  • The governments of almost all developing countries are facing the long-term twin problems of capital shortages and high fiscal debts, resulting from their attempts to modernize the state forms and economic and financial relations left by colonialism or copied from western political culture. (monthlyreview.org)
  • firms
  • According to him, technology is a product acquired by these types of firms by means of "learning by doing" process. (hindawi.com)
  • In response to this gap, this study will empirically examine the relationships between human capital, capabilities and competitive advantage of professional service firms in the Hong Kong, China and Taiwan regions. (scribd.com)
  • made
  • The researchers, however, lament the high turnover rate of appointed program managers, which has made it quite difficult to provide and see through such advisory work, i.e. as they had to resume the process with each newly appointed team. (pep-net.org)
  • public
  • Lepak & Snell (2002) have already tried to measure the distinctiveness of human capital for the commercial and public organizations. (scribd.com)
  • different
  • Panel DOLS and FMOLS panel cointegrated regression models are exploited to detect the magnitude and sign of the cointegration relationship and compare the effect of these physical and human capital variables according to these two different country groups. (hindawi.com)

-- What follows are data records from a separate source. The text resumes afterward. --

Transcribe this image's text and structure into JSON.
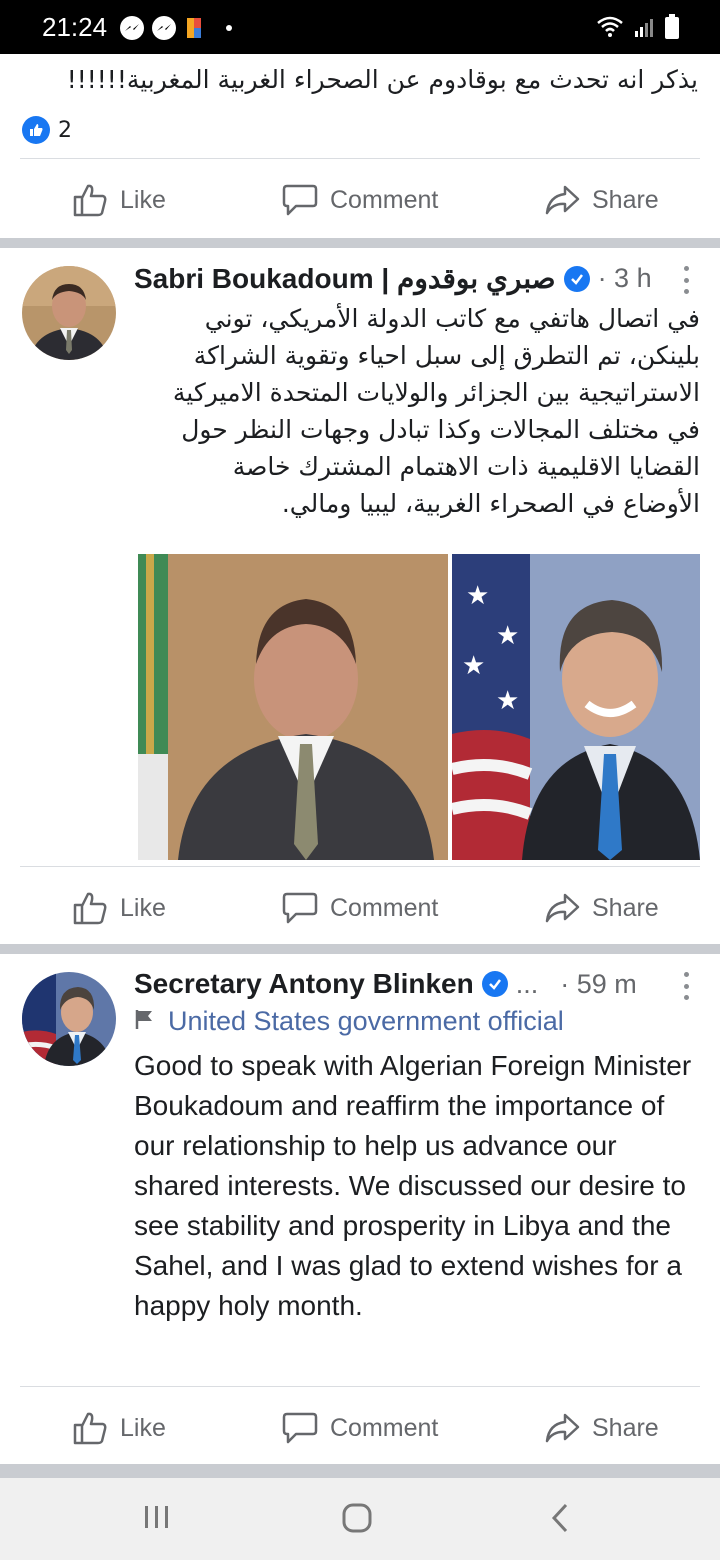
{
  "status_bar": {
    "time": "21:24",
    "icons": [
      "messenger-icon",
      "messenger-icon",
      "app-notification-icon"
    ],
    "right_icons": [
      "wifi-icon",
      "signal-icon",
      "battery-icon"
    ]
  },
  "snippet": {
    "text": "يذكر انه تحدث مع بوقادوم عن الصحراء الغربية المغربية!!!!!!",
    "reaction_count": "2"
  },
  "actions": {
    "like": "Like",
    "comment": "Comment",
    "share": "Share"
  },
  "posts": [
    {
      "author": "Sabri Boukadoum | صبري بوقدوم",
      "verified": true,
      "time": "· 3 h",
      "text": "في اتصال هاتفي مع كاتب الدولة الأمريكي، توني بلينكن، تم التطرق إلى سبل احياء وتقوية الشراكة الاستراتيجية بين الجزائر والولايات المتحدة الاميركية في مختلف المجالات وكذا تبادل وجهات النظر حول القضايا الاقليمية ذات الاهتمام المشترك خاصة الأوضاع في الصحراء الغربية، ليبيا ومالي."
    },
    {
      "author": "Secretary Antony Blinken",
      "verified": true,
      "ellipsis": "...",
      "time": "· 59 m",
      "subtitle": "United States government official",
      "text": "Good to speak with Algerian Foreign Minister Boukadoum and reaffirm the importance of our relationship to help us advance our shared interests. We discussed our desire to see stability and prosperity in Libya and the Sahel, and I was glad to extend wishes for a happy holy month."
    }
  ],
  "colors": {
    "facebook_blue": "#1877f2",
    "meta_gray": "#65676b",
    "subtitle_blue": "#4b6aa5"
  }
}
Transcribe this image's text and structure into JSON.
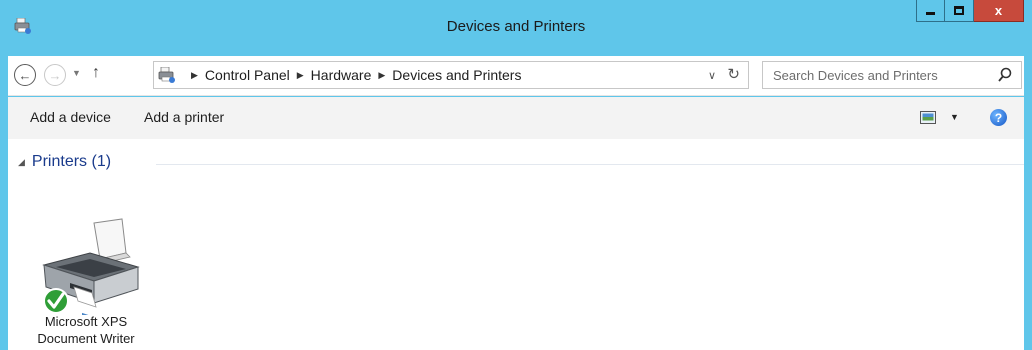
{
  "window": {
    "title": "Devices and Printers",
    "close_label": "x"
  },
  "address": {
    "crumbs": [
      "Control Panel",
      "Hardware",
      "Devices and Printers"
    ]
  },
  "search": {
    "placeholder": "Search Devices and Printers"
  },
  "commands": {
    "add_device": "Add a device",
    "add_printer": "Add a printer",
    "help_glyph": "?"
  },
  "groups": [
    {
      "title": "Printers (1)",
      "items": [
        {
          "name_line1": "Microsoft XPS",
          "name_line2": "Document Writer"
        }
      ]
    }
  ]
}
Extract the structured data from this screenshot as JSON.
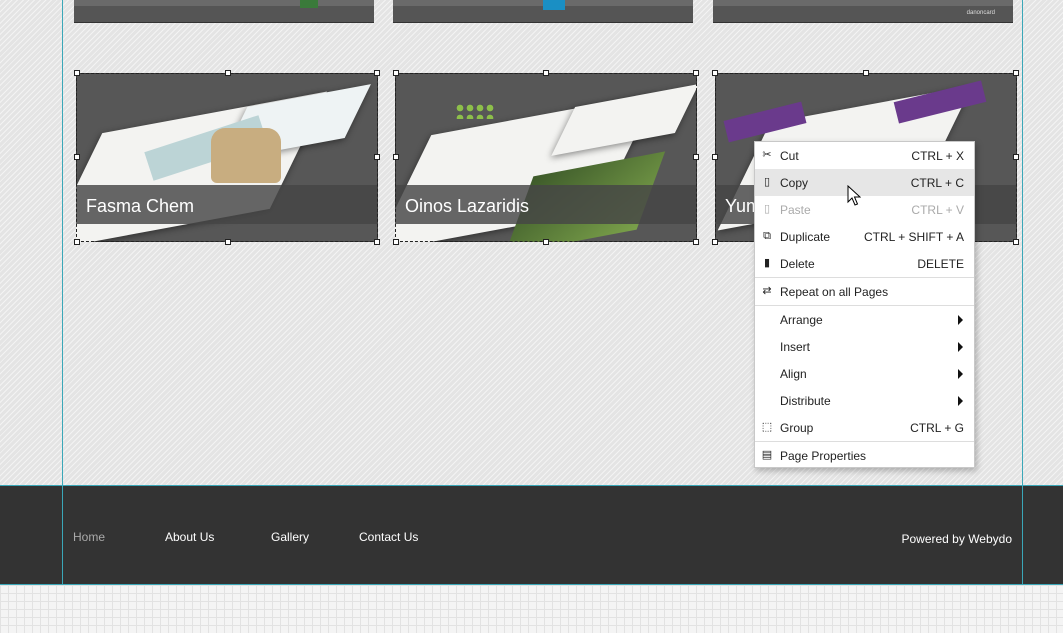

  • health
  • Persistent Organic Pollutants (POPs) are chemical substances that persist in the environment, bioaccumulate through the food web, and pose a risk of causing adverse effects to human health and the environment. (diva-portal.org)
  • contemporary
  • Study of the combination of the two processes in the contemporary world may throw light on the decline of traditional labor and socialist movements and the rise of "new social movements" as agencies of social transformation. (libcom.org)
  • studies
  • Inequality in Landownership, the Emergence of Human-Capital Promoting Institutions, and the Great Divergence ," Review of Economic Studies , Oxford University Press, vol. 76(1), pages 143-179. (repec.org)
  • According
  • Preindustrial cities, according to Sjoberg, are to be found in societies without sophisticated machine technology, where human and animal labour form the basis for economic production. (britannica.com)